(WHAT YOU ARE ASKED TO DO): An identical copy of all records below is to be written out.

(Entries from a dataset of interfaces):

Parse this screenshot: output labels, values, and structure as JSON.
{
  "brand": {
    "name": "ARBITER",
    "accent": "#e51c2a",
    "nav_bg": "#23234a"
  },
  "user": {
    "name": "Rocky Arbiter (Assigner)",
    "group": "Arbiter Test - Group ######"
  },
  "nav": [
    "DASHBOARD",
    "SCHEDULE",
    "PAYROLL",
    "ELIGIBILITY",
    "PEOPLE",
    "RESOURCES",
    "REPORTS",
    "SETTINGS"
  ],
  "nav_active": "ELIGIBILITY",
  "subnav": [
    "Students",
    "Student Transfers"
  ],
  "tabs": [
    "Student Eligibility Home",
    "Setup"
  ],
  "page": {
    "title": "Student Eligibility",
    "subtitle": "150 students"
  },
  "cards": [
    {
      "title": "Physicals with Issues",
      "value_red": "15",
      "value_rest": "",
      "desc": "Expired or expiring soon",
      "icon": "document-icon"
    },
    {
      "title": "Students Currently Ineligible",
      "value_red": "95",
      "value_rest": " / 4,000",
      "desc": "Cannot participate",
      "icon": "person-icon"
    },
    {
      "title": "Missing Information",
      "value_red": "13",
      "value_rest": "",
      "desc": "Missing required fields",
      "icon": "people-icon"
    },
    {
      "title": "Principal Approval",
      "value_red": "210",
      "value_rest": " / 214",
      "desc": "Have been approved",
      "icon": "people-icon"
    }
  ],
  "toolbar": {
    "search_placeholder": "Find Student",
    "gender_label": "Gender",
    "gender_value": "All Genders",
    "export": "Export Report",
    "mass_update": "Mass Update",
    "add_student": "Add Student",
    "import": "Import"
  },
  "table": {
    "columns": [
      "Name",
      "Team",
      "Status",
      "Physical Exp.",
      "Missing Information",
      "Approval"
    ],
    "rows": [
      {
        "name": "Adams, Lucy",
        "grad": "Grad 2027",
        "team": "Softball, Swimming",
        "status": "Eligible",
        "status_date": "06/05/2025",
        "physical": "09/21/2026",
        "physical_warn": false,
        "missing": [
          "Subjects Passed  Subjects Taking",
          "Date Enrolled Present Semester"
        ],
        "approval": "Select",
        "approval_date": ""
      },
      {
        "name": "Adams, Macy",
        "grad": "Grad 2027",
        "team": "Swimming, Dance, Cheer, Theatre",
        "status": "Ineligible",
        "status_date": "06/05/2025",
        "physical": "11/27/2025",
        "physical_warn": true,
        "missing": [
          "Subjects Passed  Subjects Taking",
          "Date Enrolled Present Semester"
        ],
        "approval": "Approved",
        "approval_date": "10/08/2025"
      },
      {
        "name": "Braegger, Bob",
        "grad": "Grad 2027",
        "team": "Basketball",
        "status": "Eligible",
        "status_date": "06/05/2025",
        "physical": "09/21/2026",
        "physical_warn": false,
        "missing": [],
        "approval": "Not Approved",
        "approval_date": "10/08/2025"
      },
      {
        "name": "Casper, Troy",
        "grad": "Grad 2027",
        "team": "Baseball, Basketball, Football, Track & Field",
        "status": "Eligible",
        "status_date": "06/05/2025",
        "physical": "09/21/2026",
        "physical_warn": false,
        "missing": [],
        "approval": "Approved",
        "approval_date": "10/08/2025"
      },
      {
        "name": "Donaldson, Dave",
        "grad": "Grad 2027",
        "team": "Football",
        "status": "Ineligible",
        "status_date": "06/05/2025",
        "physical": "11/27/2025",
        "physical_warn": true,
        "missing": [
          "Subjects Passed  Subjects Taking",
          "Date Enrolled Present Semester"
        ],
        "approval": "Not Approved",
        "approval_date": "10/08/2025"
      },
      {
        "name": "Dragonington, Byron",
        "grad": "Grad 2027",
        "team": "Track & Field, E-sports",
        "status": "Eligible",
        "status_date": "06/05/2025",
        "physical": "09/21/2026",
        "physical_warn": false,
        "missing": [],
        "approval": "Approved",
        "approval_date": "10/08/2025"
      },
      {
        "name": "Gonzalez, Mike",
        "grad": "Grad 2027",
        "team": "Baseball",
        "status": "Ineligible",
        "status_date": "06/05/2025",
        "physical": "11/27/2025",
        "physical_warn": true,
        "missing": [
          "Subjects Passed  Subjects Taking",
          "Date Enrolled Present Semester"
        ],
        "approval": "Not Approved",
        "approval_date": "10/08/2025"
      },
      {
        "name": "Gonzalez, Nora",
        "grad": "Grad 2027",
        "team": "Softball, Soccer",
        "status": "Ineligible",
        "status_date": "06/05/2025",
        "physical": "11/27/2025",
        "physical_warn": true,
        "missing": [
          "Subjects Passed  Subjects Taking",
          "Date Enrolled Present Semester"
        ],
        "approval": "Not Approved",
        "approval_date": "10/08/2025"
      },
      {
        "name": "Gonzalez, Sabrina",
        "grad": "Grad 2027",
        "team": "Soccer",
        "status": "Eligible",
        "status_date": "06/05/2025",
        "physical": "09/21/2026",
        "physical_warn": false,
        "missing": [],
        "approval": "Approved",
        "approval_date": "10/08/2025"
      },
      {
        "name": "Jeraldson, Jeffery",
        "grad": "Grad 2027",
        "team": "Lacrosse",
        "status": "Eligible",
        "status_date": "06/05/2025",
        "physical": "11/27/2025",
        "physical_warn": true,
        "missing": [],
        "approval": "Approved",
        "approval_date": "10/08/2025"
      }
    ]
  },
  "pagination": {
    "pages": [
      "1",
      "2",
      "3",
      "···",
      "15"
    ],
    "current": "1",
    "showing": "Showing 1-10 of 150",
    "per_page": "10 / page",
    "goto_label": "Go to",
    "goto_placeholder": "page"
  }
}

(REPLY):
Parse this screenshot: output labels, values, and structure as JSON.
{
  "brand": {
    "name": "ARBITER",
    "accent": "#e51c2a",
    "nav_bg": "#23234a"
  },
  "user": {
    "name": "Rocky Arbiter (Assigner)",
    "group": "Arbiter Test - Group ######"
  },
  "nav": [
    "DASHBOARD",
    "SCHEDULE",
    "PAYROLL",
    "ELIGIBILITY",
    "PEOPLE",
    "RESOURCES",
    "REPORTS",
    "SETTINGS"
  ],
  "nav_active": "ELIGIBILITY",
  "subnav": [
    "Students",
    "Student Transfers"
  ],
  "tabs": [
    "Student Eligibility Home",
    "Setup"
  ],
  "page": {
    "title": "Student Eligibility",
    "subtitle": "150 students"
  },
  "cards": [
    {
      "title": "Physicals with Issues",
      "value_red": "15",
      "value_rest": "",
      "desc": "Expired or expiring soon",
      "icon": "document-icon"
    },
    {
      "title": "Students Currently Ineligible",
      "value_red": "95",
      "value_rest": " / 4,000",
      "desc": "Cannot participate",
      "icon": "person-icon"
    },
    {
      "title": "Missing Information",
      "value_red": "13",
      "value_rest": "",
      "desc": "Missing required fields",
      "icon": "people-icon"
    },
    {
      "title": "Principal Approval",
      "value_red": "210",
      "value_rest": " / 214",
      "desc": "Have been approved",
      "icon": "people-icon"
    }
  ],
  "toolbar": {
    "search_placeholder": "Find Student",
    "gender_label": "Gender",
    "gender_value": "All Genders",
    "export": "Export Report",
    "mass_update": "Mass Update",
    "add_student": "Add Student",
    "import": "Import"
  },
  "table": {
    "columns": [
      "Name",
      "Team",
      "Status",
      "Physical Exp.",
      "Missing Information",
      "Approval"
    ],
    "rows": [
      {
        "name": "Adams, Lucy",
        "grad": "Grad 2027",
        "team": "Softball, Swimming",
        "status": "Eligible",
        "status_date": "06/05/2025",
        "physical": "09/21/2026",
        "physical_warn": false,
        "missing": [
          "Subjects Passed  Subjects Taking",
          "Date Enrolled Present Semester"
        ],
        "approval": "Select",
        "approval_date": ""
      },
      {
        "name": "Adams, Macy",
        "grad": "Grad 2027",
        "team": "Swimming, Dance, Cheer, Theatre",
        "status": "Ineligible",
        "status_date": "06/05/2025",
        "physical": "11/27/2025",
        "physical_warn": true,
        "missing": [
          "Subjects Passed  Subjects Taking",
          "Date Enrolled Present Semester"
        ],
        "approval": "Approved",
        "approval_date": "10/08/2025"
      },
      {
        "name": "Braegger, Bob",
        "grad": "Grad 2027",
        "team": "Basketball",
        "status": "Eligible",
        "status_date": "06/05/2025",
        "physical": "09/21/2026",
        "physical_warn": false,
        "missing": [],
        "approval": "Not Approved",
        "approval_date": "10/08/2025"
      },
      {
        "name": "Casper, Troy",
        "grad": "Grad 2027",
        "team": "Baseball, Basketball, Football, Track & Field",
        "status": "Eligible",
        "status_date": "06/05/2025",
        "physical": "09/21/2026",
        "physical_warn": false,
        "missing": [],
        "approval": "Approved",
        "approval_date": "10/08/2025"
      },
      {
        "name": "Donaldson, Dave",
        "grad": "Grad 2027",
        "team": "Football",
        "status": "Ineligible",
        "status_date": "06/05/2025",
        "physical": "11/27/2025",
        "physical_warn": true,
        "missing": [
          "Subjects Passed  Subjects Taking",
          "Date Enrolled Present Semester"
        ],
        "approval": "Not Approved",
        "approval_date": "10/08/2025"
      },
      {
        "name": "Dragonington, Byron",
        "grad": "Grad 2027",
        "team": "Track & Field, E-sports",
        "status": "Eligible",
        "status_date": "06/05/2025",
        "physical": "09/21/2026",
        "physical_warn": false,
        "missing": [],
        "approval": "Approved",
        "approval_date": "10/08/2025"
      },
      {
        "name": "Gonzalez, Mike",
        "grad": "Grad 2027",
        "team": "Baseball",
        "status": "Ineligible",
        "status_date": "06/05/2025",
        "physical": "11/27/2025",
        "physical_warn": true,
        "missing": [
          "Subjects Passed  Subjects Taking",
          "Date Enrolled Present Semester"
        ],
        "approval": "Not Approved",
        "approval_date": "10/08/2025"
      },
      {
        "name": "Gonzalez, Nora",
        "grad": "Grad 2027",
        "team": "Softball, Soccer",
        "status": "Ineligible",
        "status_date": "06/05/2025",
        "physical": "11/27/2025",
        "physical_warn": true,
        "missing": [
          "Subjects Passed  Subjects Taking",
          "Date Enrolled Present Semester"
        ],
        "approval": "Not Approved",
        "approval_date": "10/08/2025"
      },
      {
        "name": "Gonzalez, Sabrina",
        "grad": "Grad 2027",
        "team": "Soccer",
        "status": "Eligible",
        "status_date": "06/05/2025",
        "physical": "09/21/2026",
        "physical_warn": false,
        "missing": [],
        "approval": "Approved",
        "approval_date": "10/08/2025"
      },
      {
        "name": "Jeraldson, Jeffery",
        "grad": "Grad 2027",
        "team": "Lacrosse",
        "status": "Eligible",
        "status_date": "06/05/2025",
        "physical": "11/27/2025",
        "physical_warn": true,
        "missing": [],
        "approval": "Approved",
        "approval_date": "10/08/2025"
      }
    ]
  },
  "pagination": {
    "pages": [
      "1",
      "2",
      "3",
      "···",
      "15"
    ],
    "current": "1",
    "showing": "Showing 1-10 of 150",
    "per_page": "10 / page",
    "goto_label": "Go to",
    "goto_placeholder": "page"
  }
}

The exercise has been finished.